* [TASK DETAILS]:
Your answer should hold all lines of the entries that include the word "name".

---- DATA FOR PROCESSING

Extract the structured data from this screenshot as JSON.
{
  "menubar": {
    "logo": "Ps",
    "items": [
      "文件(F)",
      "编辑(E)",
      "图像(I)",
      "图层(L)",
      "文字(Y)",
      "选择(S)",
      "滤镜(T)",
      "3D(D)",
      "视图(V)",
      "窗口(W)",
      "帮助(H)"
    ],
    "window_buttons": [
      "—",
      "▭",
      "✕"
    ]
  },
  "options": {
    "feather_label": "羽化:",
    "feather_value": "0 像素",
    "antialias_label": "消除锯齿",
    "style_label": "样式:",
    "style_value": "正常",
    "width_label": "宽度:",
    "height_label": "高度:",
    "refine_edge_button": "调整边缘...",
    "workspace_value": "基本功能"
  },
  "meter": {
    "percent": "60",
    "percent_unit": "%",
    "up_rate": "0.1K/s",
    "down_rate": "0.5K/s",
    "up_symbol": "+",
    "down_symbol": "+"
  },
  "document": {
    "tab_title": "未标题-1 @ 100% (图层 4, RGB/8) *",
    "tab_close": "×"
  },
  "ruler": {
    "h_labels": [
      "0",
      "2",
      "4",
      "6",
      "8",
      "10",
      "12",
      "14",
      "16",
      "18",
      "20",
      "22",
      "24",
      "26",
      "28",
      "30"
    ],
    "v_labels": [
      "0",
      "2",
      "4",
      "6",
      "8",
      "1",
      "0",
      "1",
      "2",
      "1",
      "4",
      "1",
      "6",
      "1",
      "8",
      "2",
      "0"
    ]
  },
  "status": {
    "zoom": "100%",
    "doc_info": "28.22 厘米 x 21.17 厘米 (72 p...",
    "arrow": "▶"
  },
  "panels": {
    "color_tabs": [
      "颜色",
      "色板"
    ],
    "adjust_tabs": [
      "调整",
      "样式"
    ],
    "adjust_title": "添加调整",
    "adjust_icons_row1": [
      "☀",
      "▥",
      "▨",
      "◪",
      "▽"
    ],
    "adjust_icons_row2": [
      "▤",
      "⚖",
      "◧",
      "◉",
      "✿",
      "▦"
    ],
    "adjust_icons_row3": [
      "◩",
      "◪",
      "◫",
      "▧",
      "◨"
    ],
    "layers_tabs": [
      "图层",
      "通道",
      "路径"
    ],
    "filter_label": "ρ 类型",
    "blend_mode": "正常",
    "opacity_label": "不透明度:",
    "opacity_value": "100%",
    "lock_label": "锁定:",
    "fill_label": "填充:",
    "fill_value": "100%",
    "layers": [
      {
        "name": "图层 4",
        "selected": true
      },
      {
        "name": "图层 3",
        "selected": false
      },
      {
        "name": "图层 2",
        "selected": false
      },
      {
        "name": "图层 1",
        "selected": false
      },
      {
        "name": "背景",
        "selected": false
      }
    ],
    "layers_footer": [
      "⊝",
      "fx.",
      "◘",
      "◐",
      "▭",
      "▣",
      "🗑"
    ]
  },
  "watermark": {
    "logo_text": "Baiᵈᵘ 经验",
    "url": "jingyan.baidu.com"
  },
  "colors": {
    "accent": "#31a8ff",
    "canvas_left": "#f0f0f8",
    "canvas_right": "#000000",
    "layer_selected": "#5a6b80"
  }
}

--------

* [OUTPUT OF THE EXERCISE]:
        "name": "图层 4",
        "name": "图层 3",
        "name": "图层 2",
        "name": "图层 1",
        "name": "背景",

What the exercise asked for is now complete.